Creedence Clearwater Revival’s "Proud Mary" was written by singer-songwriter and multi-instrumentalist John Fogerty. Released in January 1969 it peaked at #2 on the Billboard Hot 100 and was the first of five consecutive hits of CCR that would reach number 2.

It’s been said the song resulted from the time John Fogerty spent in the National Guard yet thanks to his military commitment, he hadn’t ventured further east than Montana.

The riffs for “Proud Mary “were conceived and arranged by him from parts of different songs along three separate levels: “Proud Mary,” “Riverboat,” and “Rolling On A River.” The line “Left a good job in the city” was from a movie by Will Rogers.

Fogerty remembers about the song:

“Because I was writing – this is late ‘67 and early ‘68 – it occurred to me one day that what I liked was song titles. So I got myself a cheap little notebook, and I made myself a title page that said “Song Titles” [laughs], and the first thing I wrote was “Proud Mary”. I looked at it and said, “Hmm… what does that mean? Maybe it’s like a domestic worker, a maid.”

Then he began to write the melody. He says that the flow sounded good, but had no idea what it was about.

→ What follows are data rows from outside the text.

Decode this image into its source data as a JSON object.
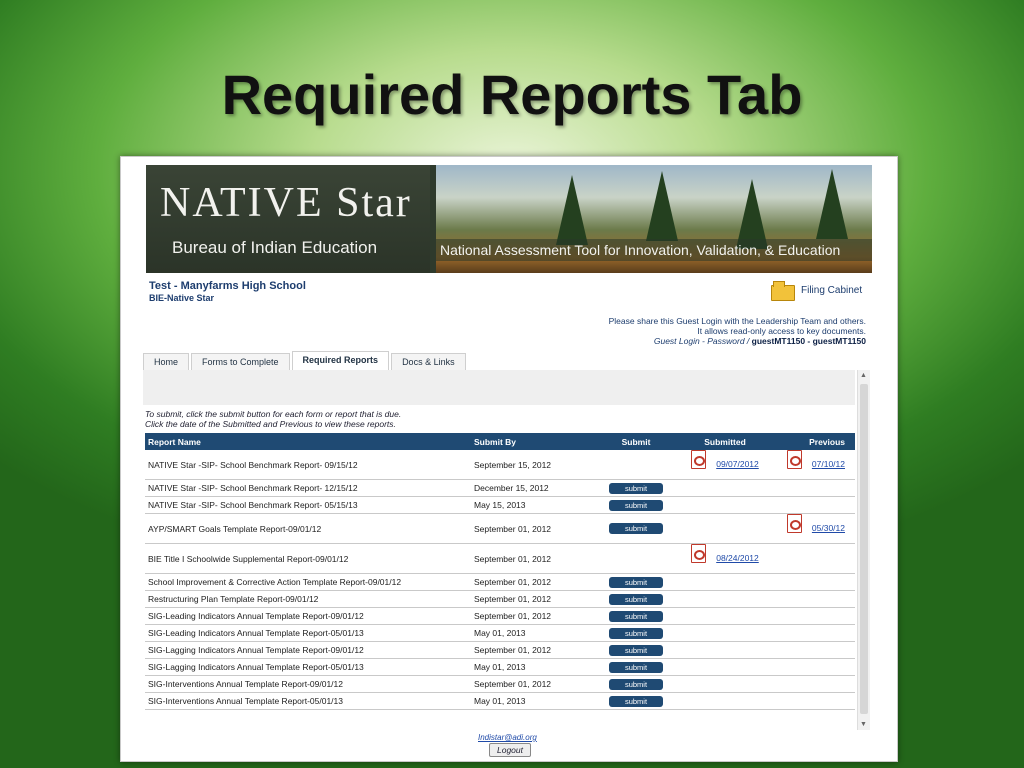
{
  "slide": {
    "title": "Required Reports Tab"
  },
  "banner": {
    "logo": "NATIVE Star",
    "subtitle": "Bureau of Indian Education",
    "tagline": "National Assessment Tool for Innovation, Validation, & Education"
  },
  "header": {
    "school": "Test - Manyfarms High School",
    "org": "BIE-Native Star",
    "filing_cabinet": "Filing Cabinet",
    "guest_line1": "Please share this Guest Login with the Leadership Team and others.",
    "guest_line2": "It allows read-only access to key documents.",
    "guest_label": "Guest Login - Password /",
    "guest_creds": "guestMT1150 - guestMT1150"
  },
  "tabs": [
    "Home",
    "Forms to Complete",
    "Required Reports",
    "Docs & Links"
  ],
  "instructions": {
    "line1": "To submit, click the submit button for each form or report that is due.",
    "line2": "Click the date of the Submitted and Previous to view these reports."
  },
  "table": {
    "headers": [
      "Report Name",
      "Submit By",
      "Submit",
      "Submitted",
      "Previous"
    ],
    "submit_label": "submit",
    "rows": [
      {
        "name": "NATIVE Star -SIP- School Benchmark Report- 09/15/12",
        "due": "September 15, 2012",
        "submit": false,
        "submitted": "09/07/2012",
        "previous": "07/10/12"
      },
      {
        "name": "NATIVE Star -SIP- School Benchmark Report- 12/15/12",
        "due": "December 15, 2012",
        "submit": true,
        "submitted": "",
        "previous": ""
      },
      {
        "name": "NATIVE Star -SIP- School Benchmark Report- 05/15/13",
        "due": "May 15, 2013",
        "submit": true,
        "submitted": "",
        "previous": ""
      },
      {
        "name": "AYP/SMART Goals Template Report-09/01/12",
        "due": "September 01, 2012",
        "submit": true,
        "submitted": "",
        "previous": "05/30/12"
      },
      {
        "name": "BIE Title I Schoolwide Supplemental Report-09/01/12",
        "due": "September 01, 2012",
        "submit": false,
        "submitted": "08/24/2012",
        "previous": ""
      },
      {
        "name": "School Improvement & Corrective Action Template Report-09/01/12",
        "due": "September 01, 2012",
        "submit": true,
        "submitted": "",
        "previous": ""
      },
      {
        "name": "Restructuring Plan Template Report-09/01/12",
        "due": "September 01, 2012",
        "submit": true,
        "submitted": "",
        "previous": ""
      },
      {
        "name": "SIG-Leading Indicators Annual Template Report-09/01/12",
        "due": "September 01, 2012",
        "submit": true,
        "submitted": "",
        "previous": ""
      },
      {
        "name": "SIG-Leading Indicators Annual Template Report-05/01/13",
        "due": "May 01, 2013",
        "submit": true,
        "submitted": "",
        "previous": ""
      },
      {
        "name": "SIG-Lagging Indicators Annual Template Report-09/01/12",
        "due": "September 01, 2012",
        "submit": true,
        "submitted": "",
        "previous": ""
      },
      {
        "name": "SIG-Lagging Indicators Annual Template Report-05/01/13",
        "due": "May 01, 2013",
        "submit": true,
        "submitted": "",
        "previous": ""
      },
      {
        "name": "SIG-Interventions Annual Template Report-09/01/12",
        "due": "September 01, 2012",
        "submit": true,
        "submitted": "",
        "previous": ""
      },
      {
        "name": "SIG-Interventions Annual Template Report-05/01/13",
        "due": "May 01, 2013",
        "submit": true,
        "submitted": "",
        "previous": ""
      }
    ]
  },
  "footer": {
    "email": "Indistar@adi.org",
    "logout": "Logout"
  }
}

He explains:

“So I went back to the song-title book and “Proud Mary” is sittin’ there, and dang if it didn’t sound like a paddle wheel goin’ around. I said, “Man, that sounds like a riverboat!” Now, that’s the magic, the myth, the voodoo of this whole deal. I began to write the song – the story – of that boat, Proud Mary. It was the central character. That’s exactly how it happened; it’s no more mythical than that.”

Fogerty says that when he recorded it he knew what I wanted the backgrounds to sound like:

“I said to the group: I’m gonna sing all the parts” – ‘cause I’d been doin’ that for years with my tape recorder at home, and I knew harmony, and the other guys in the band, frankly, did not. Instead of delving into the underground, my Elvis-and-Beatles upbringing came directly into play. When I finished recording Proud Mary I said to myself, “Wow, that’s my first standard.”

Make a suggestion to improve this song profile